he name Tullynally is an adaption of Tulaigh an Eallaigh – the Hill of the Swan. The hill overlooks Lough Derravaragh, the legendary lake of the Children of Lir who were turned into swans and we like to think the name has some connection with the legend. In Norman times, the land was owned by the FitzSimons who later moved to Wicklow. Henry Pakenham bought the estate in the wake of the Cromwellian civil wars – and built a square “plantation house” which is still the core of the existing castle. You can see a tiny picture of it illustrated in a family diary of 1736, which also shows large formal gardens on the southern slope below the house of canals and basins flanked by avenues of trees. In the foreground a fox hunt is going on and you can see the fox escaping to the right. You can see in the next picture to the right, how this compares with the castle from the same hill today.
In 1740, Henry Pakenham's grandson Thomas married a neighbouring heiress, Elizabeth Cuffe, great neice of the last Earl of Longford, and the family fortunes took an upward turn. The Longford title was recreated for Thomas Pakenham and the house was enlarged with another storey. The old formal gardens were swept away as part of the fashion for a romantic “natural” landscape and were replaced by a “wilderness” or a Pleasure Ground planted west of the house leading to a large walled Kitchen Garden and two ornamental lakes.
In 1803, the 2nd Earl of Longford, another Thomas, decided to turn his house back into a castle, with flanking towers and a row of battlements. The architect was Francis Johnston who could be relied on to turn out whatever was wanted, gothic or classical. In this case, the gothic was a light fancy dress leaving Georgian proportions and windows as they were. The 2nd Earl was a compulsive builder and in 1820 there was a second round of gothic “improvements” designed by James Sheil, including an octagonal diningroom and and a magnificent Great Hall with perfect acoustics for music. It is now used regularly for concerts [see Events].
The 2nd Earl was also the first to install a central heating system in a private house in Ireland. It was designed for him by his neighbour, Richard Lovell Edgeworth from Edgeworthstown, a gifted inventor. Edgeworth's daughter, Maria , reported excitedly in 1813 that“ The house is now so well warmed …. that you never have any fear in going from one room to another …. and the children play in the hall from morning to night.”

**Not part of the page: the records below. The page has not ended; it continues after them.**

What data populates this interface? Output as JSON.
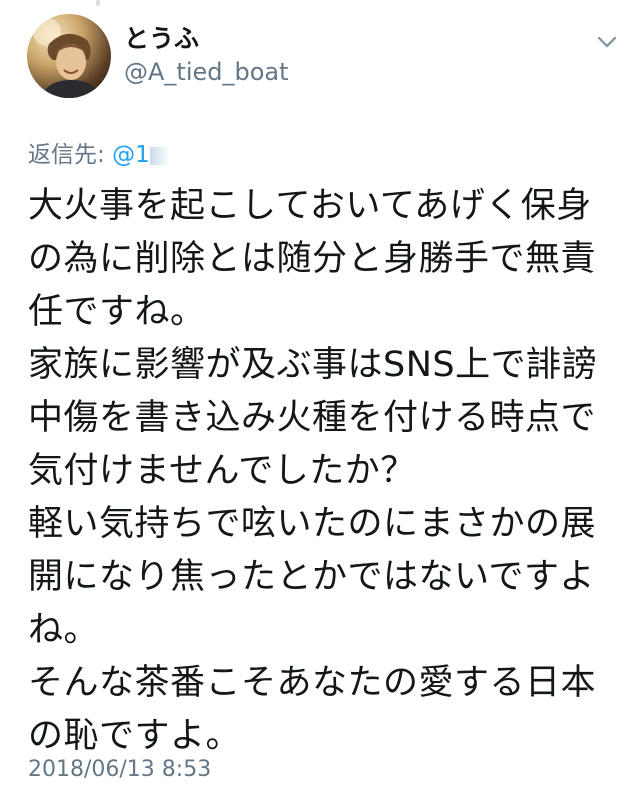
{
  "tweet": {
    "display_name": "とうふ",
    "handle": "@A_tied_boat",
    "reply_label": "返信先:",
    "reply_mention": "@1",
    "body_lines": [
      "大火事を起こしておいてあげく保身",
      "の為に削除とは随分と身勝手で無責",
      "任ですね。",
      "家族に影響が及ぶ事はSNS上で誹謗",
      "中傷を書き込み火種を付ける時点で",
      "気付けませんでしたか？",
      "軽い気持ちで呟いたのにまさかの展",
      "開になり焦ったとかではないですよ",
      "ね。",
      "そんな茶番こそあなたの愛する日本",
      "の恥ですよ。"
    ],
    "timestamp": "2018/06/13 8:53"
  },
  "icons": {
    "menu": "chevron-down-icon",
    "avatar": "avatar"
  },
  "colors": {
    "text": "#14171a",
    "secondary": "#657786",
    "mention": "#1da1f2",
    "chevron": "#8899a6"
  }
}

A later letter of Maria Edgeworth's gives an account of the gardens in the 1830s made by the 2nd Earl's English wife, Georgiana. “Lady L may want feeling “ (Maria had found her rather hard and unfriendly)” but taste she has - I never saw in England and Ireland such beautiful gardens and shrubbery walks as she has made - In a place where there was only a swamp and an osiery, she has made the most beautiful American garden my eyes ever beheld – took advantage of a group of superb old chestnut trees, oak and ash for a background – trees that had never been noticed before in that terra incognita and now it is a fairy land.”
You can still see most of the trees that framed Georgiana's “fairyland ” in the Forest Walk. But when her husband died suddenly in 1835 leaving her a widow with ten young children, she returned to England and her gardens were largely given up. But her eldest son, Edward, the 3rd Earl, went ahead with his father's latest building plans and doubled the size of the castle in 1840 with two large castellated wings connecting the main house to the old stable courtyard. These were to provide model servants' quarters, including a vast Victorian kitchen and a state of the art three roomed laundry. .Hampers of laundry would be dispatched back there by boat and train from the Longfords' house in London until the Ist World War.
Later generations have left the castle much as it was with minor alterations. Parts of the wings now provide comfortable flats for family and long term tenants and an old stable block in the outer courtyard has been converted into a delightful Tearoom opening onto a sunny loggia.
The present owner, Thomas Pakenham inherited the estate in 1961 at the death of his uncle, the 6th Earl of Longford (who many Dubliners still remember for his work at the Gate Theatre.) Thomas, after producing three large history books (The Year of Liberty, The Boer War and The Scramble for Africa - all still in print) turned to writing about trees – starting with Meetings with Remarkable Trees in 1993 - and has become a passionate gardener. In recent years, he has brought back seeds from plant hunting trips to China, Tibet and Sikkim in Northern India. Most of his planting has been in the Forest Walk, where Georgina had her American garden and the soil is acid. His most recently planting has been a collection of rare magnolias at the far end of the Upper Lake.
Valerie, his wife, does most of her gardening in the walled gardens and castle courtyards. She has written 2 historical anthologies, The Traveller's Companion to Dublin and The Big House in Ireland. Their daughter Eliza has written a family history about the 2nd Earl and his brothers and sisters, one of whom, Kitty Pakenham, married the great Duke of Wellington Some of the family's books can be usually be found for sale in the Tearoom.
Tickets are available from the Tearoom in the Castle Courtyard, which has the same opening hours as the Gardens.
For season tickets, please see details under ‘Friends'.
Tel: 00353 44 966 1856